Lesson: If you’re going to commit to retail, do it right or don’t do it at all. There are so many variables in play beyond having “stuff to sell” that influences conversion and helps with overall customer experience.
After yoga practice, I hit up my friend Kelly’s amazing cold press juicery, Squeeze Juice Works. She launched in St. Petersburgh and now has three locations.
Her husband Todd Bates is the creative guru behind their branding and packaging. There are a lot of cold press juice micro brands, but in my humble opinion, I love Squeeze Juice Works’ branding and their behavior in their market. They are engaged, involved, and active within their community, and that’s always good business.
I had myself a One Night In Bangkok. If you like spice and feeling cleansed—this is it. I am going to try and recreate this bad boy, but I may end up begging her for the actual measurements for balance. I, like many others, am happy to off the holiday food circuit.
While in Tampa, Yelp led me to the Oxford Exchange. A kind of uppity mixed-use space with retail, dining, a Warby Parker with a shared workspace and event space that’s added some revitalization to a wonky corner near University of Tampa (UT). Upon entering the space I felt the aesthetic of Renovation Hardwear, a hark back to the Florida Art Deco era that was far more “sophisticated” than the casual and sometimes lazy nature that Florida sometimes cultivates (tank tops, cut offs, shirt and shoes optional). It was nice to see people a bit more dressed up and a long wait for the restaurant. I love interior design and all I can say is the team and the contractors nailed it. The only thing I was bummed about was that the cafe did not have the most critical thing that I’d like to find when in Tampa—a Cuban coffee.
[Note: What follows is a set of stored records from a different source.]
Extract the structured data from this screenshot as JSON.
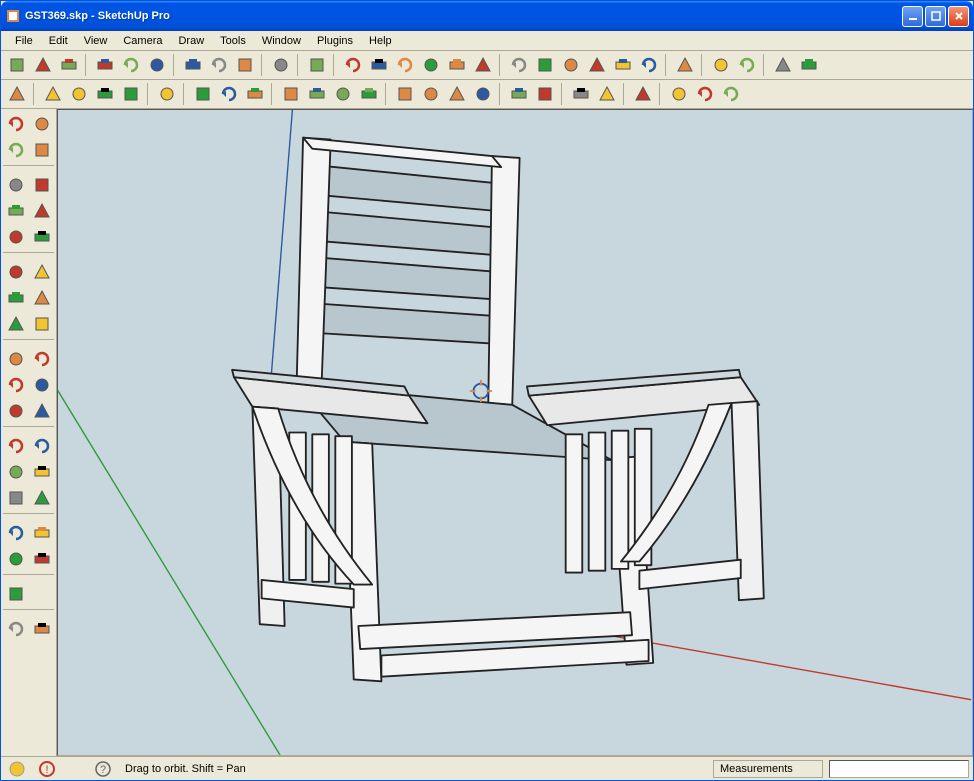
{
  "window": {
    "filename": "GST369.skp",
    "app_name": "SketchUp Pro"
  },
  "menu": {
    "items": [
      "File",
      "Edit",
      "View",
      "Camera",
      "Draw",
      "Tools",
      "Window",
      "Plugins",
      "Help"
    ]
  },
  "toolbar_top1": [
    {
      "name": "new-file-icon"
    },
    {
      "name": "open-file-icon"
    },
    {
      "name": "save-icon"
    },
    {
      "sep": true
    },
    {
      "name": "cut-icon"
    },
    {
      "name": "copy-icon"
    },
    {
      "name": "paste-icon"
    },
    {
      "sep": true
    },
    {
      "name": "erase-icon"
    },
    {
      "name": "undo-icon"
    },
    {
      "name": "redo-icon"
    },
    {
      "sep": true
    },
    {
      "name": "print-icon"
    },
    {
      "sep": true
    },
    {
      "name": "model-info-icon"
    },
    {
      "sep": true
    },
    {
      "name": "iso-icon"
    },
    {
      "name": "top-icon"
    },
    {
      "name": "front-icon"
    },
    {
      "name": "right-icon"
    },
    {
      "name": "back-icon"
    },
    {
      "name": "left-icon"
    },
    {
      "sep": true
    },
    {
      "name": "face-style1-icon"
    },
    {
      "name": "face-style2-icon"
    },
    {
      "name": "face-style3-icon"
    },
    {
      "name": "face-style4-icon"
    },
    {
      "name": "face-style5-icon"
    },
    {
      "name": "face-style6-icon"
    },
    {
      "sep": true
    },
    {
      "name": "xray-icon"
    },
    {
      "sep": true
    },
    {
      "name": "view-back-icon"
    },
    {
      "name": "view-forward-icon"
    },
    {
      "sep": true
    },
    {
      "name": "placeholder1-icon"
    },
    {
      "name": "placeholder2-icon"
    }
  ],
  "toolbar_top2": [
    {
      "name": "select-icon"
    },
    {
      "sep": true
    },
    {
      "name": "line-icon"
    },
    {
      "name": "rectangle-icon"
    },
    {
      "name": "circle-icon"
    },
    {
      "name": "arc-icon"
    },
    {
      "sep": true
    },
    {
      "name": "make-component-icon"
    },
    {
      "sep": true
    },
    {
      "name": "eraser-icon"
    },
    {
      "name": "tape-measure-icon"
    },
    {
      "name": "paint-bucket-icon"
    },
    {
      "sep": true
    },
    {
      "name": "push-pull-icon"
    },
    {
      "name": "move-icon"
    },
    {
      "name": "rotate-icon"
    },
    {
      "name": "offset-icon"
    },
    {
      "sep": true
    },
    {
      "name": "orbit-icon"
    },
    {
      "name": "pan-icon"
    },
    {
      "name": "zoom-icon"
    },
    {
      "name": "zoom-extents-icon"
    },
    {
      "sep": true
    },
    {
      "name": "get-models-icon"
    },
    {
      "name": "share-model-icon"
    },
    {
      "sep": true
    },
    {
      "name": "outliner-icon"
    },
    {
      "name": "component-icon"
    },
    {
      "sep": true
    },
    {
      "name": "google-earth-icon"
    },
    {
      "sep": true
    },
    {
      "name": "export-icon"
    },
    {
      "name": "upload-icon"
    },
    {
      "name": "building-icon"
    }
  ],
  "side_toolbar": [
    [
      "select-arrow-icon",
      "component-box-icon"
    ],
    [
      "paint-bucket2-icon",
      "eraser2-icon"
    ],
    "sep",
    [
      "rectangle2-icon",
      "line2-icon"
    ],
    [
      "circle2-icon",
      "arc2-icon"
    ],
    [
      "polygon-icon",
      "freehand-icon"
    ],
    "sep",
    [
      "move2-icon",
      "push-pull2-icon"
    ],
    [
      "rotate2-icon",
      "follow-me-icon"
    ],
    [
      "scale-icon",
      "offset2-icon"
    ],
    "sep",
    [
      "tape-measure2-icon",
      "dimension-icon"
    ],
    [
      "protractor-icon",
      "text-label-icon"
    ],
    [
      "axes-icon",
      "3d-text-icon"
    ],
    "sep",
    [
      "orbit2-icon",
      "pan2-icon"
    ],
    [
      "zoom2-icon",
      "zoom-window-icon"
    ],
    [
      "zoom-extents2-icon",
      "previous-icon"
    ],
    "sep",
    [
      "position-camera-icon",
      "look-around-icon"
    ],
    [
      "walk-icon",
      "section-plane-icon"
    ],
    "sep",
    [
      "layer-icon",
      null
    ],
    "sep",
    [
      "shadow-icon",
      "shadow-settings-icon"
    ]
  ],
  "statusbar": {
    "hint": "Drag to orbit.  Shift = Pan",
    "measurements_label": "Measurements",
    "measurements_value": ""
  },
  "colors": {
    "titlebar_blue": "#0054e3",
    "viewport_bg": "#c8d6de",
    "ui_bg": "#ece9d8"
  }
}
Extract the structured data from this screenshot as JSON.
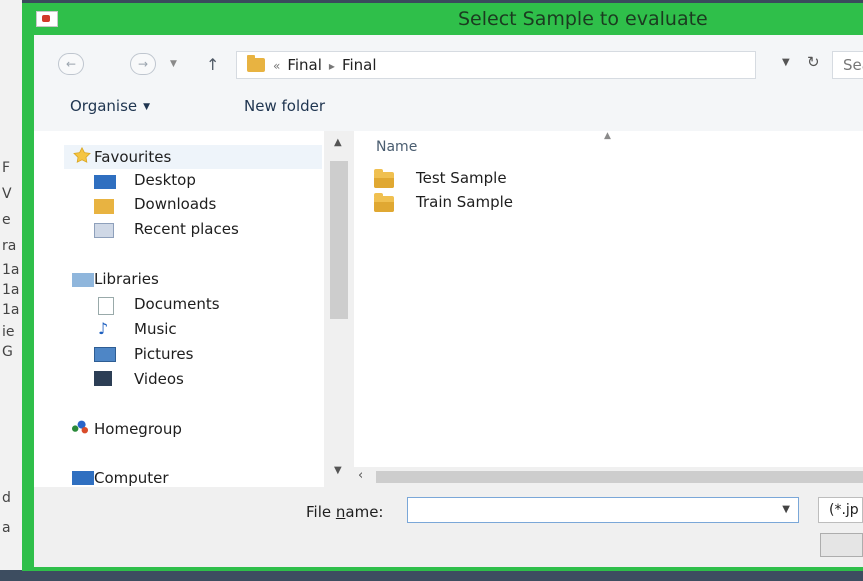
{
  "background_strip": [
    "F",
    "V",
    "e",
    "ra",
    "1a",
    "1a",
    "1a",
    "ie",
    "G",
    "d",
    "a"
  ],
  "dialog": {
    "title": "Select Sample to evaluate",
    "accent_color": "#2fbf4a"
  },
  "nav": {
    "back_icon": "back-arrow-icon",
    "forward_icon": "forward-arrow-icon",
    "up_icon": "up-arrow-icon",
    "refresh_icon": "refresh-icon"
  },
  "address": {
    "overflow": "«",
    "crumbs": [
      "Final",
      "Final"
    ],
    "separator": "▸"
  },
  "search": {
    "placeholder": "Searc"
  },
  "toolbar": {
    "organise_label": "Organise",
    "new_folder_label": "New folder"
  },
  "navpane": {
    "favourites": "Favourites",
    "desktop": "Desktop",
    "downloads": "Downloads",
    "recent_places": "Recent places",
    "libraries": "Libraries",
    "documents": "Documents",
    "music": "Music",
    "pictures": "Pictures",
    "videos": "Videos",
    "homegroup": "Homegroup",
    "computer": "Computer"
  },
  "filelist": {
    "column_name": "Name",
    "items": [
      "Test Sample",
      "Train Sample"
    ]
  },
  "bottom": {
    "file_name_label_prefix": "File ",
    "file_name_label_underlined": "n",
    "file_name_label_suffix": "ame:",
    "file_name_value": "",
    "filter_value": "(*.jp"
  }
}
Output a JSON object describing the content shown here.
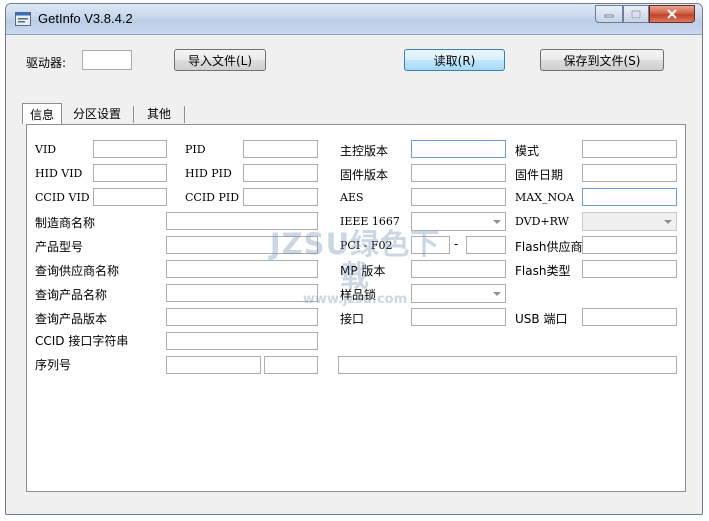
{
  "window": {
    "title": "GetInfo V3.8.4.2"
  },
  "toolbar": {
    "drive_label": "驱动器:",
    "drive_value": "",
    "import_label": "导入文件(L)",
    "read_label": "读取(R)",
    "save_label": "保存到文件(S)"
  },
  "tabs": [
    {
      "label": "信息"
    },
    {
      "label": "分区设置"
    },
    {
      "label": "其他"
    }
  ],
  "fields": {
    "vid": "VID",
    "pid": "PID",
    "controller_version": "主控版本",
    "mode": "模式",
    "hid_vid": "HID VID",
    "hid_pid": "HID PID",
    "firmware_version": "固件版本",
    "firmware_date": "固件日期",
    "ccid_vid": "CCID VID",
    "ccid_pid": "CCID PID",
    "aes": "AES",
    "max_noa": "MAX_NOA",
    "manufacturer_name": "制造商名称",
    "ieee_1667": "IEEE 1667",
    "dvd_rw": "DVD+RW",
    "product_model": "产品型号",
    "pci_f02": "PCI - F02",
    "dash": "-",
    "flash_vendor": "Flash供应商",
    "query_vendor_name": "查询供应商名称",
    "mp_version": "MP 版本",
    "flash_type": "Flash类型",
    "query_product_name": "查询产品名称",
    "sample_lock": "样品锁",
    "query_product_version": "查询产品版本",
    "interface": "接口",
    "usb_port": "USB 端口",
    "ccid_interface_string": "CCID 接口字符串",
    "serial_number": "序列号"
  },
  "watermark": {
    "main": "JZSU绿色下载",
    "url": "www.jzsu.com"
  }
}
From Oxford Exchange we steered ourselves towards Hyde Park Village. At one point was the “place to be” when built up in the late 80’s then sputtered out through the 90’s and into the 21st century. It’s struggled to get strong anchor stores that drive consistent traffic and many of the smaller businesses and restaurants seem to be in constant rotation.There are still spaces that seem to be in constant rotation and I noticed vacancies. So either rent is too high, there isn’t enough traffic, or the flow and layout don’t work for stores to survive. Today, key retailers include The Paper Source, West Elm, Pottery Barn, Anthropologie, Lululemon, and a few revolving restaurants.
I was underwhelmed because there was still no strong local business vibe. Then…I stumbled on one gem.
Albisia Jewelry store. An engineer turned into a self-taught jewelry designer with a workshop in store, she is a true artisan and she’s beautiful. Her design aesthetic is minimal, modern, with a hint of wabi-sabi. She works with 14kt and 18kt gold and includes some precious gemstones found in her travels.
Images below from Albisia’s Instagram.
Her website and store are sophisticated, simple, and beautiful. But the brand person in me wants to know more about her and her design process. Her work is too beautiful and she is too talented to not try and understand it. I want to know her story and how it all happened. Stories are what draw us to you, not just what you put out. Perhaps I can convince her to let my partner and I do that for her (dreams).
Interesting to note: Albisia had a pop-up shop in the International Mall for the Holiday. This to me is very telling that the International Mall is suffering from mall syndrome. Tenants are either not meeting rent or it’s costing them money to be there.
Overall trip to Tampa was two thumbs up! As a family, we spent one day on the beach, where I got a small sunburn, slid down the Hippo Slide, watched volleyball players and collected some seashells while having some mini adventures in town.
Our next stop Atlanta.
Photo Credit: Tampa Postcard, Boston Public Library Archives